Over the River and Through the Air…


If you are planning to fly, the trip to Grandma’s house may take a little longer than you would like. Here’s what to expect at the airport.

By FamilyTime

 

In the best of times, traveling with the kids can be stressful, but these days with increased airport security, even the calmest parent can be challenged.

At no time will this be truer than during the holidays, when the airports are at their busiest. Before you leave home, know what to expect.

Pack Smart
Airlines have limited carry-on luggage to one piece plus one personal item. The personal item might be a tote bag, briefcase, or laptop computer. If your carry-on bag is large, you may be asked to check it.

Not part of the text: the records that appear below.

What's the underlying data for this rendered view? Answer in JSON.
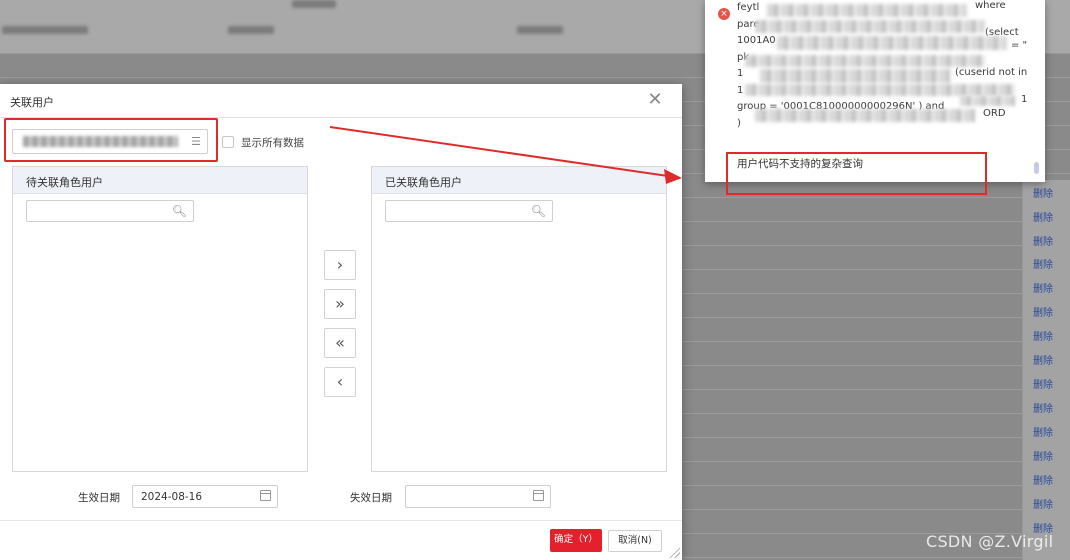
{
  "dialog": {
    "title": "关联用户",
    "close_glyph": "✕",
    "show_all_label": "显示所有数据",
    "left_panel_title": "待关联角色用户",
    "right_panel_title": "已关联角色用户",
    "move_buttons": [
      "›",
      "»",
      "«",
      "‹"
    ],
    "effective_date_label": "生效日期",
    "effective_date_value": "2024-08-16",
    "expire_date_label": "失效日期",
    "expire_date_value": "",
    "ok_label": "确定（Y）",
    "cancel_label": "取消(N)"
  },
  "error_popup": {
    "lines": [
      "feytl",
      "pare",
      "1001A0",
      "pk",
      "1",
      "1",
      "group = '0001C81000000000296N' )  and",
      ")"
    ],
    "fragments": {
      "where": "where",
      "select": "(select",
      "eq": "= \"",
      "cuserid_not_in": "(cuserid not in",
      "one": "1",
      "ord": "ORD"
    },
    "message": "用户代码不支持的复杂查询"
  },
  "background": {
    "delete_label": "删除"
  },
  "watermark": "CSDN @Z.Virgil"
}
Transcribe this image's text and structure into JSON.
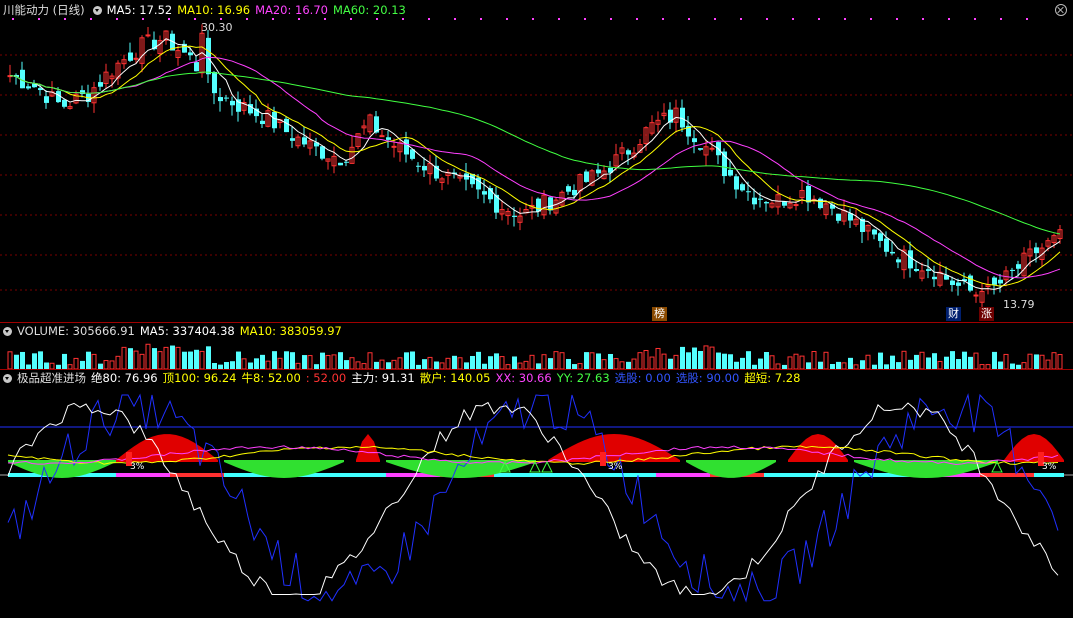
{
  "main": {
    "title": "川能动力 (日线)",
    "ma": [
      {
        "label": "MA5: 17.52",
        "color": "#ffffff"
      },
      {
        "label": "MA10: 16.96",
        "color": "#ffff00"
      },
      {
        "label": "MA20: 16.70",
        "color": "#ff40ff"
      },
      {
        "label": "MA60: 20.13",
        "color": "#40ff40"
      }
    ],
    "high_label": "30.30",
    "low_label": "13.79",
    "markers": {
      "bang": "榜",
      "cai": "财",
      "zhang": "涨"
    }
  },
  "volume": {
    "items": [
      {
        "label": "VOLUME: 305666.91",
        "color": "#dddddd"
      },
      {
        "label": "MA5: 337404.38",
        "color": "#ffffff"
      },
      {
        "label": "MA10: 383059.97",
        "color": "#ffff00"
      }
    ]
  },
  "indicator": {
    "items": [
      {
        "label": "极品超准进场",
        "color": "#dddddd"
      },
      {
        "label": "绝80: 76.96",
        "color": "#ffffff"
      },
      {
        "label": "顶100: 96.24",
        "color": "#ffff00"
      },
      {
        "label": "牛8: 52.00",
        "color": "#ffff00"
      },
      {
        "label": ": 52.00",
        "color": "#ff3030"
      },
      {
        "label": "主力: 91.31",
        "color": "#ffffff"
      },
      {
        "label": "散户: 140.05",
        "color": "#ffff00"
      },
      {
        "label": "XX: 30.66",
        "color": "#ff40ff"
      },
      {
        "label": "YY: 27.63",
        "color": "#40ff40"
      },
      {
        "label": "选股: 0.00",
        "color": "#3050ff"
      },
      {
        "label": "选股: 90.00",
        "color": "#3050ff"
      },
      {
        "label": "超短: 7.28",
        "color": "#ffff00"
      }
    ],
    "pct_labels": [
      "3%",
      "3%",
      "3%"
    ]
  },
  "chart_data": {
    "type": "candlestick",
    "y_range": [
      13.79,
      30.3
    ],
    "ma_periods": [
      5,
      10,
      20,
      60
    ],
    "trend_closes": [
      27.5,
      26.8,
      25.6,
      26.3,
      27.9,
      29.2,
      29.8,
      28.6,
      26.4,
      25.6,
      24.9,
      23.8,
      22.9,
      22.4,
      24.6,
      23.2,
      22.1,
      21.3,
      20.4,
      19.6,
      18.9,
      19.7,
      20.6,
      21.4,
      22.7,
      24.3,
      25.1,
      23.4,
      21.5,
      20.1,
      19.8,
      20.3,
      19.5,
      18.4,
      17.1,
      16.2,
      15.6,
      14.5,
      13.9,
      15.1,
      16.6,
      17.5
    ],
    "indicator_range": [
      0,
      100
    ]
  }
}
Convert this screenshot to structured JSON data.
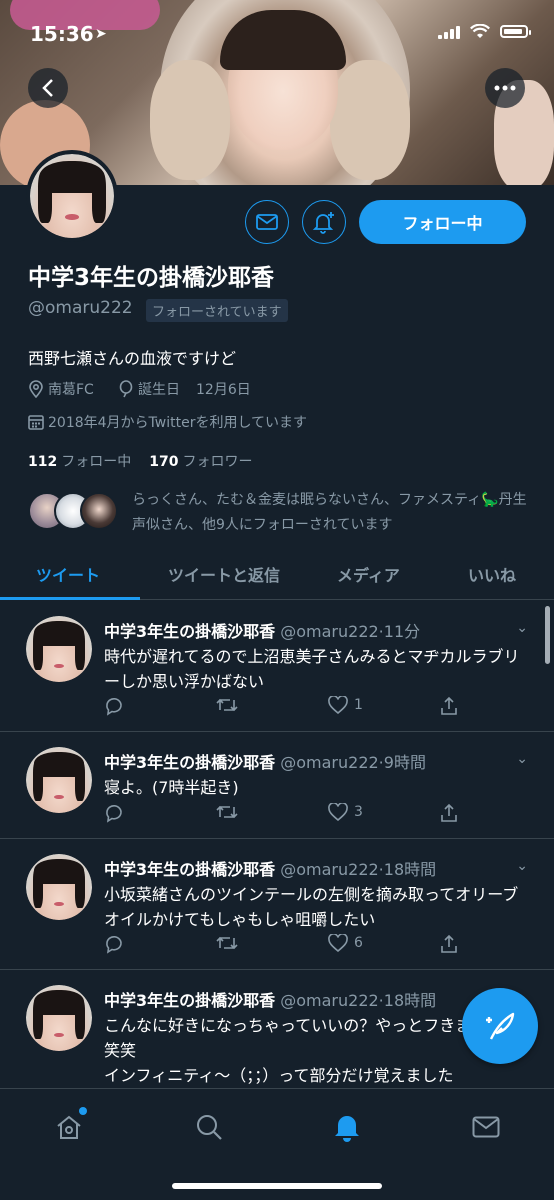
{
  "status_bar": {
    "time": "15:36"
  },
  "profile": {
    "name": "中学3年生の掛橋沙耶香",
    "handle": "@omaru222",
    "follows_you": "フォローされています",
    "bio": "西野七瀬さんの血液ですけど",
    "location": "南葛FC",
    "birthday_label": "誕生日",
    "birthday": "12月6日",
    "joined": "2018年4月からTwitterを利用しています",
    "following_count": "112",
    "following_label": "フォロー中",
    "followers_count": "170",
    "followers_label": "フォロワー",
    "followed_by": "らっくさん、たむ＆金麦は眠らないさん、ファメスティ🦕丹生声似さん、他9人にフォローされています",
    "follow_button": "フォロー中"
  },
  "tabs": [
    {
      "label": "ツイート",
      "active": true
    },
    {
      "label": "ツイートと返信",
      "active": false
    },
    {
      "label": "メディア",
      "active": false
    },
    {
      "label": "いいね",
      "active": false
    }
  ],
  "tweets": [
    {
      "name": "中学3年生の掛橋沙耶香",
      "handle": "@omaru222",
      "time": "11分",
      "text": "時代が遅れてるので上沼恵美子さんみるとマヂカルラブリーしか思い浮かばない",
      "likes": "1"
    },
    {
      "name": "中学3年生の掛橋沙耶香",
      "handle": "@omaru222",
      "time": "9時間",
      "text": "寝よ。(7時半起き)",
      "likes": "3"
    },
    {
      "name": "中学3年生の掛橋沙耶香",
      "handle": "@omaru222",
      "time": "18時間",
      "text": "小坂菜緒さんのツインテールの左側を摘み取ってオリーブオイルかけてもしゃもしゃ咀嚼したい",
      "likes": "6"
    },
    {
      "name": "中学3年生の掛橋沙耶香",
      "handle": "@omaru222",
      "time": "18時間",
      "text": "こんなに好きになっちゃっていいの？やっとフきました笑笑\nインフィニティ〜（；；）って部分だけ覚えました",
      "likes": ""
    }
  ],
  "colors": {
    "background": "#15202b",
    "accent": "#1d9bf0",
    "secondary_text": "#8899a6",
    "divider": "#38444d"
  },
  "icons": {
    "back": "chevron-left-icon",
    "more": "more-icon",
    "message": "envelope-icon",
    "notify": "bell-plus-icon",
    "location": "location-icon",
    "birthday": "balloon-icon",
    "calendar": "calendar-icon",
    "reply": "reply-icon",
    "retweet": "retweet-icon",
    "like": "heart-icon",
    "share": "share-icon",
    "compose": "compose-icon",
    "home": "home-icon",
    "search": "search-icon",
    "notifications": "bell-icon",
    "messages": "envelope-icon"
  }
}
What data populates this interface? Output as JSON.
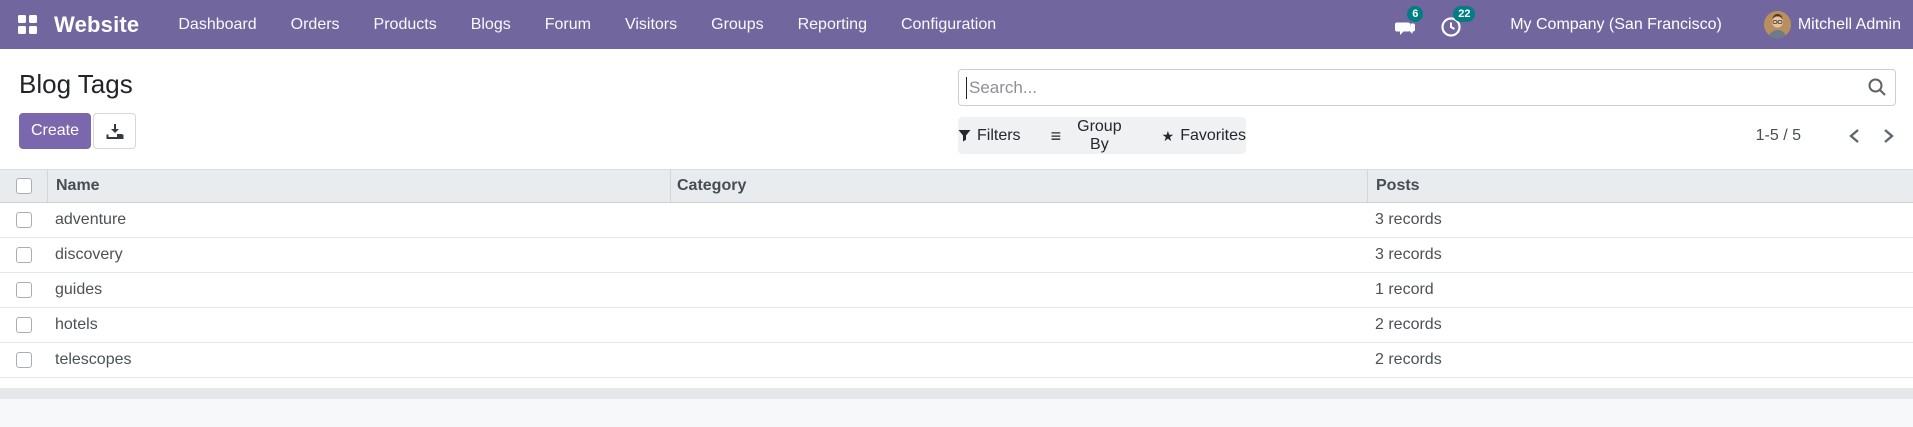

Child restraint seats are not considered carry-on luggage. Bring them for children young enough to need them in a car and strap them into the airplane seat. Your child may just fall asleep as he does in the car!

The kids can carry a small backpack with their books, hand-held electronic games, and treats. Don't pack any food or liquids that are not permitted through security.

Be smart about what you and the kids pack. For example, don’t pack a blunt kitchen knife with the idea that you will slice an apple in flight. Slice the apple at home.

Don’t let your children bring any toy that resembles a weapon. While you might think a water pistol is perfectly harmless, the airlines will not share your view.

If your kids plan to draw or color on board, let them bring crayons, pencils, and markers packed in a clear, zipped plastic bag. The airlines may want to examine them. Leave scissors, even blunt ones, paints and glue at home.

Even safety pins are banned from planes, so if you use pins and cloth diapers for your baby, switch to disposable diapers for the flight.

Both you and the kids should be prepared to turn computers on when you go through security -– even small hand-held ones.

If you or your child has medical needs requiring syringes, be sure to bring the medication in professionally labeled packaging. Call ahead to determine if the airline needs more verification.

Finally, suggest that everyone wear shoes that are easy to take on and off so that you can remove them when you go through security. Be sure jackets and scarves are easy to remove, too.

Leave Lots of Time
Airlines advise passengers to arrive at airports at least two hours ahead of time for domestic flights and three hours for international flights. On Thanksgiving and other major holidays, allow even more time.

Allow extra time for parking, too. You may be required to park at a distance from the terminal and take a shuttle bus.

If you drop your family at curbside before you park, do not leave the car unattended for even an instant. Airports are diligent about ticketing and even towing unattended cars.

Security officials are not too patient with dawdling families and prolonged goodbyes at curbside, too. If you are dropping loved ones off at the airport, say goodbye at home!

Use public transportation, airport vans, or car services, if possible.